Price pressures stayed high in the eurozone in April in the face of a likely recession, keeping interest rate cuts off the agenda for an ECB seeking ways of reviving economic growth within its inflation mandate.
Annual consumer price inflation in the 17 nations sharing the euro moderated to 2.6% from 2.7% in March, the EU’s statistics office Eurostat said yesterday.
Economists polled by Reuters forecast 2.5%.
As the eurozone heads into its second recession in just three years, some of its leaders are rallying to a call by ECB president Mario Draghi to reignite the bloc’s economy with policies that focus on growth and not just debt and deficit reduction.
But the ECB’s strong focus on containing inflation within touching distance of a target of close to but below 2% at a time of high world oil prices means politicians cannot expect action to lower the cost of borrowing any time soon.
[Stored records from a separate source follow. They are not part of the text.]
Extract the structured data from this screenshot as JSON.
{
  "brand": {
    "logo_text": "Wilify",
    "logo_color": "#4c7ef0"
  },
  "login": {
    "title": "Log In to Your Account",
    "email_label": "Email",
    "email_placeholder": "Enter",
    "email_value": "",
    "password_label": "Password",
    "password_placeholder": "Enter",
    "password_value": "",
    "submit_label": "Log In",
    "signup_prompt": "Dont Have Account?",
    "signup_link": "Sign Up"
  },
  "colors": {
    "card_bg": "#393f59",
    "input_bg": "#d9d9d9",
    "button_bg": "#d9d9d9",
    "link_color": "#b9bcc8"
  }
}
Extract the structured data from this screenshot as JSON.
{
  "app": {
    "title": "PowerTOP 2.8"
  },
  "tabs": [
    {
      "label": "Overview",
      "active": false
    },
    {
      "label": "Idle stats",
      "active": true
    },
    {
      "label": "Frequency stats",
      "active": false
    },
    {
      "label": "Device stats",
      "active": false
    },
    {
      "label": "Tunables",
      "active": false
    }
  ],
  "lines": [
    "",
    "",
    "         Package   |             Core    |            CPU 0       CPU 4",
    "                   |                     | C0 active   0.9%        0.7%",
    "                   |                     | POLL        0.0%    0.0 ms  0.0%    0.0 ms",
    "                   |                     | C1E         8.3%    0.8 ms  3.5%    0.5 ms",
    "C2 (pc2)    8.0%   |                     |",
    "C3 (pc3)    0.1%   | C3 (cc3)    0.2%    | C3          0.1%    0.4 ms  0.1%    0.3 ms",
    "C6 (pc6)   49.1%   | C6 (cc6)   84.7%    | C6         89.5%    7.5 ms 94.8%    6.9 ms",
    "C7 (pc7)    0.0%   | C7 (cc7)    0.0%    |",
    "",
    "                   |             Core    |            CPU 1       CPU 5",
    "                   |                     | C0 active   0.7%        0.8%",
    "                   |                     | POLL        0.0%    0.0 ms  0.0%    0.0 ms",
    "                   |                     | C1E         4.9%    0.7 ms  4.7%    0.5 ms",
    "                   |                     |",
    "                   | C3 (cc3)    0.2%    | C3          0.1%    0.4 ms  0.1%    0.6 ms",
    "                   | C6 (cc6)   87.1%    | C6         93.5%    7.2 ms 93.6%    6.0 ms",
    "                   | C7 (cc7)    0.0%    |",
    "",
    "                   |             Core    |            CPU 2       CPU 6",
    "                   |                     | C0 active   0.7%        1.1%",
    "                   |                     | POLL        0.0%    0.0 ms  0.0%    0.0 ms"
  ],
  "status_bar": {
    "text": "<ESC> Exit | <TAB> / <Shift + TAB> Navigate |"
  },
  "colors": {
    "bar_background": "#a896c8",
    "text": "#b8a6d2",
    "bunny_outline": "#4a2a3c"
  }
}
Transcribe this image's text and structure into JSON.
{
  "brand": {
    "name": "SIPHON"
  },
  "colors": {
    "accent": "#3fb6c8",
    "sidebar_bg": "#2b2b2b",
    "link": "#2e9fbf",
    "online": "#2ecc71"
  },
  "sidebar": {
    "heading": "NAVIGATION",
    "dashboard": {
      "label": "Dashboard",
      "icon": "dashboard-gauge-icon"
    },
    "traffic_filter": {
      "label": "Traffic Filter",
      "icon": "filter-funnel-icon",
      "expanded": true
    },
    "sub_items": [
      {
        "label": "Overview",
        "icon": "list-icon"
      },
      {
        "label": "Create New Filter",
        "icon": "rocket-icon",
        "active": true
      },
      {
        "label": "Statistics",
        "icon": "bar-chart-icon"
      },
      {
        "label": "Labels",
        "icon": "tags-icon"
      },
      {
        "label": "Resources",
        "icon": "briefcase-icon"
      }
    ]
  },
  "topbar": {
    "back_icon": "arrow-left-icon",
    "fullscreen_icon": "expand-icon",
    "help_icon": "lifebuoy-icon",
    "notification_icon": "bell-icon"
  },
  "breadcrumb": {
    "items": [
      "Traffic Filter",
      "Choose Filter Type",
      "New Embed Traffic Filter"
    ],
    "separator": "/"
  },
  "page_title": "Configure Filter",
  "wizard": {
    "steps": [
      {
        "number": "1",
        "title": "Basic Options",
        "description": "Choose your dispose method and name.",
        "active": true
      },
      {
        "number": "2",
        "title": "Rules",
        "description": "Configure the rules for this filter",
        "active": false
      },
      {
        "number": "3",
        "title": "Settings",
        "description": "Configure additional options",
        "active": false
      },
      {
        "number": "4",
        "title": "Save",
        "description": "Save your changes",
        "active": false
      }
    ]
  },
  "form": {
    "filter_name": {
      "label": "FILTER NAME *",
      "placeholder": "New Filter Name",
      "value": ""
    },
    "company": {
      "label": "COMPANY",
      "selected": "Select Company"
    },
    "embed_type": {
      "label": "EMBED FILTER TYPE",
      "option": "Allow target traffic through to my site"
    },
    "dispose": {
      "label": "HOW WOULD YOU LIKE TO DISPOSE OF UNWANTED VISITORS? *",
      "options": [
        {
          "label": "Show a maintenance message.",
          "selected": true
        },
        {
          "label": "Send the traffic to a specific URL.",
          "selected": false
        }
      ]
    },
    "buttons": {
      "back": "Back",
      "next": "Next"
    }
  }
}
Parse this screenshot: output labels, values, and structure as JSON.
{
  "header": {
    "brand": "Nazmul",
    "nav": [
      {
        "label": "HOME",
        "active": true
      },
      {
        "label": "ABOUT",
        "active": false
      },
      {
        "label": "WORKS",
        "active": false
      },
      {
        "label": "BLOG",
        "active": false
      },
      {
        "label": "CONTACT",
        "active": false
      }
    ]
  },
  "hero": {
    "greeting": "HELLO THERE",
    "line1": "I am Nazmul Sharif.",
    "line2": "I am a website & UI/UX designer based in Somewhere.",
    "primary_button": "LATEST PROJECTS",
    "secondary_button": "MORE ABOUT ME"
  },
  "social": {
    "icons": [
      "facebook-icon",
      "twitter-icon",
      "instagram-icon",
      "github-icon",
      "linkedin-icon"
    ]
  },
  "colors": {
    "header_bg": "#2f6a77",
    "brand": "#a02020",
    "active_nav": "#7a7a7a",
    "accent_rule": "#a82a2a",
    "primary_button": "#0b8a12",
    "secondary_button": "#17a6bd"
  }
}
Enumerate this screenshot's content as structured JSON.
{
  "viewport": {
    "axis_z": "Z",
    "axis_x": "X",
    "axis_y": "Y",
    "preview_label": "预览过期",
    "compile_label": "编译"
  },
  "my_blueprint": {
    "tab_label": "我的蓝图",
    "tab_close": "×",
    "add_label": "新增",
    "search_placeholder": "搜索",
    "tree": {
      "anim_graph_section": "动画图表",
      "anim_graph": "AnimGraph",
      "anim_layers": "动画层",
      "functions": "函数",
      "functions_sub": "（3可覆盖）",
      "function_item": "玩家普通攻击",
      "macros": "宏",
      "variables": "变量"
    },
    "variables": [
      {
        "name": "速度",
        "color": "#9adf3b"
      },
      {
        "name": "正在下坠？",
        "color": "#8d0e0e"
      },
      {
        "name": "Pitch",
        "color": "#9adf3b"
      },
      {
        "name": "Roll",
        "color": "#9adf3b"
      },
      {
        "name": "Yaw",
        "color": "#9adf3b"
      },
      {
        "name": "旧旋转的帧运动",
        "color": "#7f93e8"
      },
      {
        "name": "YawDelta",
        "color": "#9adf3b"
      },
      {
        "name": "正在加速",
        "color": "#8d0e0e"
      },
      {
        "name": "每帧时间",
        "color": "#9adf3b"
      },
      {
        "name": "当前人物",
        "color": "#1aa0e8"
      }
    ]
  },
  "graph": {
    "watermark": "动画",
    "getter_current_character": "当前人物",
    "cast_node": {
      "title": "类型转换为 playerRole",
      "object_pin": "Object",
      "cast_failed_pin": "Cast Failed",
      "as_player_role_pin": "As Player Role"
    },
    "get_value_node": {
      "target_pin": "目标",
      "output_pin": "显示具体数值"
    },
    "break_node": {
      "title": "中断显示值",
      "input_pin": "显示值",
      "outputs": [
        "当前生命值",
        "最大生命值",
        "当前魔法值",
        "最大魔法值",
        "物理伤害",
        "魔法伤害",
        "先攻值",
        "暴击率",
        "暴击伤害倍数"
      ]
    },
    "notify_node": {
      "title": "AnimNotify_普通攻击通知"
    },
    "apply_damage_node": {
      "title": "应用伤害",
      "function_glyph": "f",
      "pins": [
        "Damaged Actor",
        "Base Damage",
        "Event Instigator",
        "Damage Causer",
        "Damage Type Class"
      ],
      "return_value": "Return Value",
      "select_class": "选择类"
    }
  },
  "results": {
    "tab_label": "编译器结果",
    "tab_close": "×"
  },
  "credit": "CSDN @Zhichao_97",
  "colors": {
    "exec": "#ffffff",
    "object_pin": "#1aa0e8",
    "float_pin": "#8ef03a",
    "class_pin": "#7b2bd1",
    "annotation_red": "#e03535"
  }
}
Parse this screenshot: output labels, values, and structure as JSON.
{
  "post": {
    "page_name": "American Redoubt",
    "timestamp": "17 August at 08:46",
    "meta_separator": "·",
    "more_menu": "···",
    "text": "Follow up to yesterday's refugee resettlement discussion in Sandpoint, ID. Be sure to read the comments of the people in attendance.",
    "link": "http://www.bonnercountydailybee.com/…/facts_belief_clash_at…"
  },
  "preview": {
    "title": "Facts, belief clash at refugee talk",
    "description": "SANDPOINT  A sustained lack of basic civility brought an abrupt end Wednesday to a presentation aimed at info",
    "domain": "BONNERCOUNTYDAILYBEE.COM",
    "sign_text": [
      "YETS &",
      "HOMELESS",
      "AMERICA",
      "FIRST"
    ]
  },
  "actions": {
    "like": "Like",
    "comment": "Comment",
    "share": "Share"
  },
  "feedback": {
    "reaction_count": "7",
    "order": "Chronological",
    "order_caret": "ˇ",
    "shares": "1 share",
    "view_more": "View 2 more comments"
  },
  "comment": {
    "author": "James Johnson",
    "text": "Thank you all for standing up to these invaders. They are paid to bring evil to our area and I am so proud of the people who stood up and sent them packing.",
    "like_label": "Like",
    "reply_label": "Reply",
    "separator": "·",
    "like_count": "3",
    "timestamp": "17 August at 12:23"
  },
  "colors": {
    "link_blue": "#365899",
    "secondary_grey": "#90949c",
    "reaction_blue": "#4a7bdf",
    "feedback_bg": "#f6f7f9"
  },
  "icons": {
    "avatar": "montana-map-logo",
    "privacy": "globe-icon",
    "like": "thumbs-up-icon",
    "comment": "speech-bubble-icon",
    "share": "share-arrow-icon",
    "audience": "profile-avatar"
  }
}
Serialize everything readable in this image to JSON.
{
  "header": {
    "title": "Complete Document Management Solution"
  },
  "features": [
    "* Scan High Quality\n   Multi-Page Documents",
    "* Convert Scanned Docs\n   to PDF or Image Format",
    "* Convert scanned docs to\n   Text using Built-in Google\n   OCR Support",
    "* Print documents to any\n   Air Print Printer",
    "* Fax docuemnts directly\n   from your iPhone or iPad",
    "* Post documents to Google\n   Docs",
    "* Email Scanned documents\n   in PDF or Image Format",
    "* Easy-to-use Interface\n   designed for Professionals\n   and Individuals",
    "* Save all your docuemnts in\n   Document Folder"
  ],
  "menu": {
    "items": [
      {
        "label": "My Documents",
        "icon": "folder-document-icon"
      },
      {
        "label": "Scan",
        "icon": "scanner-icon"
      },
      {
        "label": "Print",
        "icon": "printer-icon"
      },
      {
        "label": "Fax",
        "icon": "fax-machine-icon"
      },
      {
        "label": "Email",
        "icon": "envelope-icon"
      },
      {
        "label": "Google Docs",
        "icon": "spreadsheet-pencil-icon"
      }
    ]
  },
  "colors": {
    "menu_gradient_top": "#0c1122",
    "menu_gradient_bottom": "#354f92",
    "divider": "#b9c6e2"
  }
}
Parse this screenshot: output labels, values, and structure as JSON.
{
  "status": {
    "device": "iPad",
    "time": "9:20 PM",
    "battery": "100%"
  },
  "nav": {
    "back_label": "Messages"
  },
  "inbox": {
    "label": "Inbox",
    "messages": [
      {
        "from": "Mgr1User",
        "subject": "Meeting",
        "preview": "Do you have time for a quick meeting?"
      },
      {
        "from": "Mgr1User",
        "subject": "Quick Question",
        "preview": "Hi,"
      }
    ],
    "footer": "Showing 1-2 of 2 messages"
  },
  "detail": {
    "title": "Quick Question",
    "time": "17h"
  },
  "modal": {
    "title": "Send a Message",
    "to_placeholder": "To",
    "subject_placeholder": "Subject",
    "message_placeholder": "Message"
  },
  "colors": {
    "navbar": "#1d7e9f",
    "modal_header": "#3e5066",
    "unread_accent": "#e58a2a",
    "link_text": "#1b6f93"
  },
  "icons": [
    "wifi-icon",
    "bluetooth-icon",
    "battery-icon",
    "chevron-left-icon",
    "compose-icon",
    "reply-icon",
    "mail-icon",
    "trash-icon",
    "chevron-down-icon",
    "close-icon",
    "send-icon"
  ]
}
“The likelihood of inflation falling below 2% in the short run remains low, putting the ECB in a difficult situation,” Peter Vanden Houte, an economist at ING, said in a note. “As the German members of the ECB’s governing council have been warning of inflationary pressures potentially building up, a further rate cut seems out of the question.”
While inflation is below last year’s peak of 3%, economists and the ECB had expected prices to fall steadily as the economy stumbles and to offer some relief to households.
The rate of consumer price inflation rose in March from February and is now only back at February’s level.